misconceptions about wide angle lenses. Wide angle lenses are not about
getting it all in. Wide angle lenses are about getting close to your
an image says a thousand words here are some mistakes I made;
embarrassing moments that no photographer likes to show.
Knight, Dinkey Creek, 2008. Trying to get it all in, and also
making the mistake of not keeping my horizon level. Nikon
D200, Sigma 10-20mm @ 10mm 1/640 F4 ISO 400
weeks later the same rapid with the
same lighting. Shot at 50mm on a Nikon D200. Nikon
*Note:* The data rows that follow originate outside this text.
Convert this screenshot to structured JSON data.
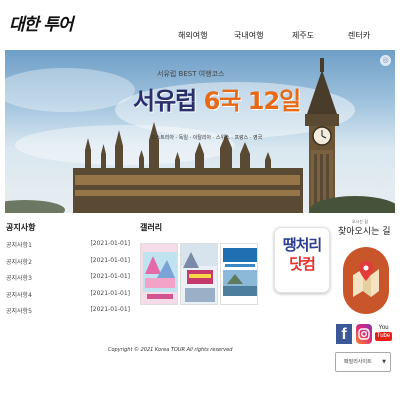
{
  "header": {
    "logo_text": "대한 투어",
    "nav": [
      {
        "label": "해외여행"
      },
      {
        "label": "국내여행"
      },
      {
        "label": "제주도"
      },
      {
        "label": "렌터카"
      }
    ]
  },
  "hero": {
    "subtitle": "서유럽 BEST 여행코스",
    "title_main": "서유럽 ",
    "title_accent": "6국 12일",
    "tagline": "오스트리아 · 독일 · 이탈리아 · 스위스 · 프랑스 · 영국"
  },
  "notice": {
    "title": "공지사항",
    "items": [
      {
        "title": "공지사항1",
        "date": "[2021-01-01]"
      },
      {
        "title": "공지사항2",
        "date": "[2021-01-01]"
      },
      {
        "title": "공지사항3",
        "date": "[2021-01-01]"
      },
      {
        "title": "공지사항4",
        "date": "[2021-01-01]"
      },
      {
        "title": "공지사항5",
        "date": "[2021-01-01]"
      }
    ]
  },
  "gallery": {
    "title": "갤러리"
  },
  "promo": {
    "line1": "땡처리",
    "line2": "닷컴"
  },
  "directions": {
    "small_label": "오시는 길",
    "title": "찾아오시는 길"
  },
  "social": {
    "facebook_glyph": "f",
    "youtube_you": "You",
    "youtube_tube": "Tube"
  },
  "family_site": {
    "label": "패밀리사이트"
  },
  "footer": {
    "copyright": "Copyright © 2021 Korea TOUR All rights reserved"
  },
  "colors": {
    "hero_title_orange": "#e86a16",
    "hero_title_navy": "#2a2f6b",
    "promo_blue": "#2c3e8f",
    "promo_red": "#e5322d",
    "directions_circle": "#c9562a",
    "facebook": "#3b5998",
    "youtube": "#e62117"
  }
}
D200, Nikkor 50mm 1.8 @ 1/800 F2.8 ISO 200
close to your subject? The wider the lens, the closer! Taylor Cavin and
I almost making contact on Fordyce Creek. Nikon
D200, Sigma 10-20mm @ 10mm 1/1250 F8 ISO 200
We know by now that shooting from downstream at water level is
rarely, if ever the best angle. Wide angles also tend to stretch things
out from side to side. This means that if you are shooting from
downstream it tends to make a drop look smaller than it is.
in a Pocket on Upper Cherry.
D200, Sigma 10-20mm @ 20mm 1/750 F8.
Jonas Grunwald from just a few feet away on the Little White Salmon.
14mm and cropped in.
Nikon D600, Samyang 14mm f/2.8 @ 1/1000 f/4 ISO 400
So the quick and dirty with wide lenses: Wider is not always
better, it just means you have to get closer to your subject, and your
composition has to be closer to perfect. I normally don't carry an
ultra-wide lens on the river anymore,
but if I note a specific shot on a run that needs a wide angle, I'll
bring it on my next trip. Next Up:Panning.